In the context of a microcontroller, a PWM (Pulse-Width Modulation) signal is a square-wave signal where the frequency is fixed and the duty cycle is modulated. Since the average value of the signal is directly proportional to the duty cycle, this is a simple way to modulate the amount of power that goes into a peripheral, and it therefore widely used in applications such as motor speed control and LED dimming.

PWM signals can be generated using a GPIO controlled manually and timing functions, but this would be neither efficient nor reliable because the processor would spend most of its time waiting for the correct time to toggle the GPIO. Instead, a TC counter can be configured to control a pin and toggle it whenever its current value reaches a specified value, resulting in a configurable PWM signal entirely generated in hardware without the need of the processor, which can even be put into sleep mode if necessary. See the paragraph about PWM Mode in the TC module documentation for more information.

In order to generate a PWM signal, start by calling TC::enablePWM() with the counter channel you want to use and the characteristics of the signal (period and high time) :

TC::enablePWM(TC::TC0_0A, 20000, 5000);

The output pin may be specified by calling TC::setPin() before enablePWM() (see Pin muxing for more details). The configuration can then be changed at any time by using the PWM-related functions, such as TC::setPeriod() or TC::setDutyCycle().

Below is an example that illustrates how multiple channels can be configured and used independently :

tc_generate_pwm.cpp [download]
wget https://libtungsten.io/static/code/examples/tc_generate_pwm/tc_generate_pwm.cpp

#include <carbide.h>
#include <core.h>
#include <tc.h>

int main() {
    // Init the microcontroller

    // Start a PWM output on the channel TC0_0A, which is pin PB07 by default,
    // with a 20ms period and a 5ms high-time (25% duty cycle)
    TC::Channel channel1 = TC::TC0_0A;
    TC::enablePWM(channel1, 20000, 5000);

    // Start another PWM output on the channel TC0_1A and on pin PA10, 
    // with a 500ms period and output disabled
    TC::Channel channel2 = TC::TC0_1A;
    const GPIO::Pin PIN_CHANNEL_2 = {GPIO::Port::A, 10, GPIO::Periph::B};
    TC::setPin(channel2, TC::PinFunction::OUT, PIN_CHANNEL_2);
    TC::enablePWM(channel2, 500000, 0, false, TC::SourceClock::PBA_OVER_128);

    // Wait for half a second
    // Note : the PWM will still be generated while the CPU sleeps

    // Change the period on the first channel to 10ms
    // The high-time will not change, the duty cycle will therefore
    // be 50%
    TC::setDutyCycle(channel1, 75);

    // Enable the output of the second channel with a duty cycle of 75%
    TC::setDutyCycle(channel2, 75);

    while (true) {
        // Do something else...

Makefile [download]
wget https://libtungsten.io/static/code/examples/tc_generate_pwm/Makefile

## libtungsten project compilation config
# Remember to do 'make clean' whenever you change anything in this Makefile



# Available modules : adc dac eic gloc i2c spi tc trng usart
# Some modules such as gpio and flash are already compiled by default
# and must not be added here.

# Path to the toolchain.

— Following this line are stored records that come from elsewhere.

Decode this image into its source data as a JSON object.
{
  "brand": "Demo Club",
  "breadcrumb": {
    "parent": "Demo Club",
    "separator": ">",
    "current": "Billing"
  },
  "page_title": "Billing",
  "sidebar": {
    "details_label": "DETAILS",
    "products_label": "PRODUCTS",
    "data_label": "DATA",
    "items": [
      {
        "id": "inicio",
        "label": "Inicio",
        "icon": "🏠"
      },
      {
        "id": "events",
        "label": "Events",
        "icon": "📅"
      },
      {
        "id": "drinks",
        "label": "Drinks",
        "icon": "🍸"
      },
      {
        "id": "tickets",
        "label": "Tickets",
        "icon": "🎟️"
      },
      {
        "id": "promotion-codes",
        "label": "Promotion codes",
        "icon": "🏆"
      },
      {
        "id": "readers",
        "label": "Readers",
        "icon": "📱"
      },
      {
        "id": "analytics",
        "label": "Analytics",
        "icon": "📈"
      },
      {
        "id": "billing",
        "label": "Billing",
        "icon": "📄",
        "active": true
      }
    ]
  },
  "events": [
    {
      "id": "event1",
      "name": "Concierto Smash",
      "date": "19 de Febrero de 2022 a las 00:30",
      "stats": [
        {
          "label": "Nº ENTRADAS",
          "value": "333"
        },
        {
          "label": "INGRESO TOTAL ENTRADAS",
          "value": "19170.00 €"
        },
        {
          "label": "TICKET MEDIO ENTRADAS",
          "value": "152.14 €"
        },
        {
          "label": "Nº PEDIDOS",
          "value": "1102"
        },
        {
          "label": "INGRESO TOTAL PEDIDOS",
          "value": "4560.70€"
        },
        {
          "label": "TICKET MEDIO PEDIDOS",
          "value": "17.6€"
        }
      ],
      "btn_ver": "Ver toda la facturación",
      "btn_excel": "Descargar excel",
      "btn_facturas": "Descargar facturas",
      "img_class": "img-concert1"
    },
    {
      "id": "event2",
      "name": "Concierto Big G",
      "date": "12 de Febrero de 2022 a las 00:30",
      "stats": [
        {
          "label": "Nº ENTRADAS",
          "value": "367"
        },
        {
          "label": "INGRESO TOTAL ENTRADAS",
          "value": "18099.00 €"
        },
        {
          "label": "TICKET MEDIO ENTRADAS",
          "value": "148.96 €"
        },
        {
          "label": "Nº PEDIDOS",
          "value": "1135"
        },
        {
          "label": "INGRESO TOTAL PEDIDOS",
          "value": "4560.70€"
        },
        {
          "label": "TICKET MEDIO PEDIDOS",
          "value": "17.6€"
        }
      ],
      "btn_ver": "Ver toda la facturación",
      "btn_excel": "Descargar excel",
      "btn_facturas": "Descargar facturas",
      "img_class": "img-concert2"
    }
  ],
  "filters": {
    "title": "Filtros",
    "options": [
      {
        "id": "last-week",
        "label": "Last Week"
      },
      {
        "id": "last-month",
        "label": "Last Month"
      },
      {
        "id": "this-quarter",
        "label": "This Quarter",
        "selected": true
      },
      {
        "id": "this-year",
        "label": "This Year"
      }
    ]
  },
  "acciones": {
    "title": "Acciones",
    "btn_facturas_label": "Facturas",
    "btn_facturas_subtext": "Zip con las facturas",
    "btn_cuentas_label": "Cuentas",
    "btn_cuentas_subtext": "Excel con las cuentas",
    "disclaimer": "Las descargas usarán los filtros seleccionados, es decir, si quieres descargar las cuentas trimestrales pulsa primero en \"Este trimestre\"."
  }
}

If the tools (such as arm-none-eabi-g++) are
# not in your default $PATH, you MUST define their location here.
# (don't forget the trailing slash)

# Include the main lib makefile
include libtungsten/Makefile